For Quebec Liberals, a summer to recover from self-inflicted wounds

Premier Philippe Couillard has some soul searching to do after a miserable legislative session.

Couillard has some soul searching to do after a miserable legislative session

Premier Philippe Couillard risks being seen as ambivalent about allegations of corruption. (Jacques Boissinot/The Canadian Press)

When the Quebec Liberals invoked closure to force a vote on its controversial Uber bill on Friday, it brought a merciful end to what was an interminable legislative session for the government. 

The Liberals are limping their way into the summer recess, following months of legislative flip-flops, ethics scandals and indecorous outbursts

But most unsettling for the government — and uplifting for the opposition — is the extent to which its wounds have been self-inflicted. 

An ethics commissioner's report that castigated former cabinet minister Sam Hamad (he was narrowly spared sanction), was executed at his own behest. 

The Liberal party's own youth wing rebelled publicly against Transport Minister Jacques Daoust's pro-taxi bill, convincing enough party members to pass a motion calling on the government to get with the times.

And then, of course, there was Robert Poeti, Daoust's predecessor, offering a surprisingly frank assessment of a culture of corruption and intimidation that had taken root within the Transport department.

Poeti helped expose a pattern of stonewalling that met attempts to investigate irregularities in how the department handed out contracts. 

He triggered a chain of events that led to Daoust firing his chief of staff, and provided fodder for opposition demands that Daoust himself be turfed from cabinet.

Quebec Transport Minister Jacques Daoust has faced calls for his resignation from the opposition. (Jacques Boissinot/The Canadian Press)

With friends like these...

Opinion polling suggests that despite their missteps, the Liberals have avoided bleeding too much support. Moreover, the next provincial election isn't scheduled until 2018; plenty of time to right the ship.

But it is also possible that, several months down the line, Liberals will look back at the winter and spring of 2016 as a missed opportunity.

Half way through the session, after all, the Opposition suddenly found itself leaderless following Pierre Karl Péladeau's surprise resignation. 

The Parti Québecois' attention was divided between the ​daily machinations of the National Assembly and the referendum-laced talk of its leadership campaign. 

But the party managed more than a glancing wound when it produced the minutes of a meeting at Investissement Québec that put to rest Daoust's claim (notice a theme here) that he wasn't aware of the liquidation of Rona's stock while minister of economic development. 

The other troubling figure in recent polling data is the slight uptick registered in Coalition Avenir Québec Leader François Legault's popularity.

His party seems to oscillate wildly between verging on extinction and being a serious alternative to the Liberals and the PQ. After a woeful series of months for the Liberals, the CAQ's fortunes swung back towards the latter extreme. 

In short, while the Liberals may not have lost much support numerically, they failed to deliver a knockout punch as its opposition was swaying on the ropes.

The stakes going forward

Former Quebec Treasury Board president Sam Hamad avoided being sanctioned in a recent ethic commissioners report. (Jacques Boissinot/The Canadian Press)

As he approaches the twilight of his first term in office, Couillard faces the challenge of establishing a more defined identity for himself and his government. 

He made some attempts recently.

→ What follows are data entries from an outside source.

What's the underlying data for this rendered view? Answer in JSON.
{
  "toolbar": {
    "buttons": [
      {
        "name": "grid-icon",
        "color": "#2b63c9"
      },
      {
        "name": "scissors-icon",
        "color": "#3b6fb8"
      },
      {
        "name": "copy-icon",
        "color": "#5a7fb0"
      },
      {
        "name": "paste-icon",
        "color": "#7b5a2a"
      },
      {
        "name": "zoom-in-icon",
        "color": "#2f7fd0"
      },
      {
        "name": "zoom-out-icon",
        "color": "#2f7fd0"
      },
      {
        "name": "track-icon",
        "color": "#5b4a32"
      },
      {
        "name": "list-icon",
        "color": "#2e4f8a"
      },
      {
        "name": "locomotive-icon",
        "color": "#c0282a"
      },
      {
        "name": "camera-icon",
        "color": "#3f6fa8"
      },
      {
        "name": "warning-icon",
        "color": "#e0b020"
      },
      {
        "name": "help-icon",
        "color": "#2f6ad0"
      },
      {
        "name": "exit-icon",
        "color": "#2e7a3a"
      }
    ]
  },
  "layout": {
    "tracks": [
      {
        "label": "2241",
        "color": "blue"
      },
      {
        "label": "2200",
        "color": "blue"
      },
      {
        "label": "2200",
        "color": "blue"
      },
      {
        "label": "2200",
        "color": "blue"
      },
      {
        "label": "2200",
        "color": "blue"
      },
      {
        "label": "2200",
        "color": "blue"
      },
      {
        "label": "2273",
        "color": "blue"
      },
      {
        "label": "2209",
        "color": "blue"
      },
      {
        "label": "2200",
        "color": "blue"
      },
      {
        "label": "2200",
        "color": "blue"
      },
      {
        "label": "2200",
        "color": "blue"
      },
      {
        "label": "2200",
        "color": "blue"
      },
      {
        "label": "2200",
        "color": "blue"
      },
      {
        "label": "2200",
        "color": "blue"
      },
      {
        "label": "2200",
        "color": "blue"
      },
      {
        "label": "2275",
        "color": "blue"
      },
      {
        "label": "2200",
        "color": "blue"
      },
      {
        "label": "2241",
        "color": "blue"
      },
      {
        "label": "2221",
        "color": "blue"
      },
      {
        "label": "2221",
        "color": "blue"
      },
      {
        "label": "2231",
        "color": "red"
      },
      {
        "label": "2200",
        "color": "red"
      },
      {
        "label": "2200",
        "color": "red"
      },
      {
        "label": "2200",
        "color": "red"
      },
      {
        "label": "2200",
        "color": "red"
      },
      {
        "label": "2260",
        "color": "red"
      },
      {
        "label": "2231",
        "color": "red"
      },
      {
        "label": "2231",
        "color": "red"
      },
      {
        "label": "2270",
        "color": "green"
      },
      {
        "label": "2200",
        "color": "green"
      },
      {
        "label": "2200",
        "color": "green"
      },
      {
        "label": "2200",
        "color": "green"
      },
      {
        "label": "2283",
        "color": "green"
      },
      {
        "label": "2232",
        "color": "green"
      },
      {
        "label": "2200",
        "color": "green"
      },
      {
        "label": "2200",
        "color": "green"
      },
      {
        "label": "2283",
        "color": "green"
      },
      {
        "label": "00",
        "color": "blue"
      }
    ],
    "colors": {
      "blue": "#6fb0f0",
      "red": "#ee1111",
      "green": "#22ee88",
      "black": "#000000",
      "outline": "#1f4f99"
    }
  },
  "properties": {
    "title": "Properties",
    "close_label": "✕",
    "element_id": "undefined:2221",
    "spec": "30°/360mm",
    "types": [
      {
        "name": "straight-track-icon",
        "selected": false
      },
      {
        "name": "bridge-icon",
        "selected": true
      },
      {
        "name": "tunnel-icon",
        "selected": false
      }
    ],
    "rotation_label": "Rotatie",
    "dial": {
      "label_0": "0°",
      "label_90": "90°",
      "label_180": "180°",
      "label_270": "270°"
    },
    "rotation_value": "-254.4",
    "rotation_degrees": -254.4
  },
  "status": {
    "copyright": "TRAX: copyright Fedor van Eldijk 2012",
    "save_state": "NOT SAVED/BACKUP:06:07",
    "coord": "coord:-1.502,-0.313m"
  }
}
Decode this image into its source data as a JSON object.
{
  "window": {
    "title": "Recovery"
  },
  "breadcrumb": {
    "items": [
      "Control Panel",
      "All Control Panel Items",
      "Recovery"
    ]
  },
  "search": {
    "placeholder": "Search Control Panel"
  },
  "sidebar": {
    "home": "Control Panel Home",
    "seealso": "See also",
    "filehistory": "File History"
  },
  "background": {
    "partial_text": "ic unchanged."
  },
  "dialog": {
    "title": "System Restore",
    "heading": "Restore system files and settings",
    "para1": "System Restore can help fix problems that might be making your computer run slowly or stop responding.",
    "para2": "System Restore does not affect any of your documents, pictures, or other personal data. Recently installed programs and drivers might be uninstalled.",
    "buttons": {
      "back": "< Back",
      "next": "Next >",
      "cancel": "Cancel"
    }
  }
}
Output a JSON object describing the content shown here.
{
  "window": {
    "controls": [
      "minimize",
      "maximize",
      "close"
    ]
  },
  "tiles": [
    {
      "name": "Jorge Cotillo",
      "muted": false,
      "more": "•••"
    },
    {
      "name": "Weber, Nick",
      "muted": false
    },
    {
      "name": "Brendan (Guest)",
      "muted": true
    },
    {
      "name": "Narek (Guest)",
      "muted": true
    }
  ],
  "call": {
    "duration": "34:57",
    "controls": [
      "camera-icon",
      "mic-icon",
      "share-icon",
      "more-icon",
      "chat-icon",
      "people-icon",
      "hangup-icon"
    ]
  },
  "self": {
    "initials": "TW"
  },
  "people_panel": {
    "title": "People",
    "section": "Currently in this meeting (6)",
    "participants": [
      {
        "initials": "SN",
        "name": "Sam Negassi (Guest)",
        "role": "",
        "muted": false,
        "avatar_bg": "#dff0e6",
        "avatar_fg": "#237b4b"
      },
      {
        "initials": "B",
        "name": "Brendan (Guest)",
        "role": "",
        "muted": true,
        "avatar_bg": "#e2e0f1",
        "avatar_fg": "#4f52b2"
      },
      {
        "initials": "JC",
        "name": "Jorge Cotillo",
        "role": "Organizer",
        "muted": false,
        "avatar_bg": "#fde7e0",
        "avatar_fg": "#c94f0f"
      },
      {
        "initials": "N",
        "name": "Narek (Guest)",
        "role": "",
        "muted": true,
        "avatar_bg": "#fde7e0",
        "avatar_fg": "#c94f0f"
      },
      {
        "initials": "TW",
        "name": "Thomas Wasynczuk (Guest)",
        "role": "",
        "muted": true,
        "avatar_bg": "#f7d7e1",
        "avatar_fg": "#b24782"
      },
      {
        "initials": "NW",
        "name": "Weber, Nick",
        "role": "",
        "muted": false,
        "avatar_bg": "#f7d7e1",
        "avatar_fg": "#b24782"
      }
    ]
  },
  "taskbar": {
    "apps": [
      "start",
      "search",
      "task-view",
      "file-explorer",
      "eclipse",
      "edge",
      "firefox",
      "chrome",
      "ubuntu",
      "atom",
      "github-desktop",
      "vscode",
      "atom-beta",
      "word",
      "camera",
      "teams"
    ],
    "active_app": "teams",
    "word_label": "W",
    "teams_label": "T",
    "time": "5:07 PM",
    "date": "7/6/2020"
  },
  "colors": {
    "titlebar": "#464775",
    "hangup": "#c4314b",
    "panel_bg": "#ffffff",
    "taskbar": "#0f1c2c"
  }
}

He has called himself the "premier of education" at a party convention in May, and tried to point out last week that the economy has put up some better numbers under his tenure.

Couillard's arguments were muffled, though, by questions about what he plans to do with Hamad and how he will handle the problems within the Transport department. 

The premier risks being seen as taking an ambivalent approach to tackling corruption within the government. 

Daoust's ex-chief of staff, Pierre Ouellet, was initially reassigned to another ministry, before he left under further questions from the opposition.   

Daoust, himself, has been accused of dithering while an independent investigator in the Transport department was trying to flag concerns to his office.

The Liberals blocked attempts last week to call further witnesses before a parliamentary committee looking into the problems at Transport.  

And Couillard clearly still has a soft spot for Hamad, calling him someone "fiercely dedicated to the population." 

Jean Charest's own unwillingness to be more decisive in dealing with allegations of corruption in his government contributed to his defeat in 2012, and has dogged his reputation ever since.  

Couillard, over the summer, has to decide whether he wants to be Charest 2.0 or make a definitive break from the troubled past of his party.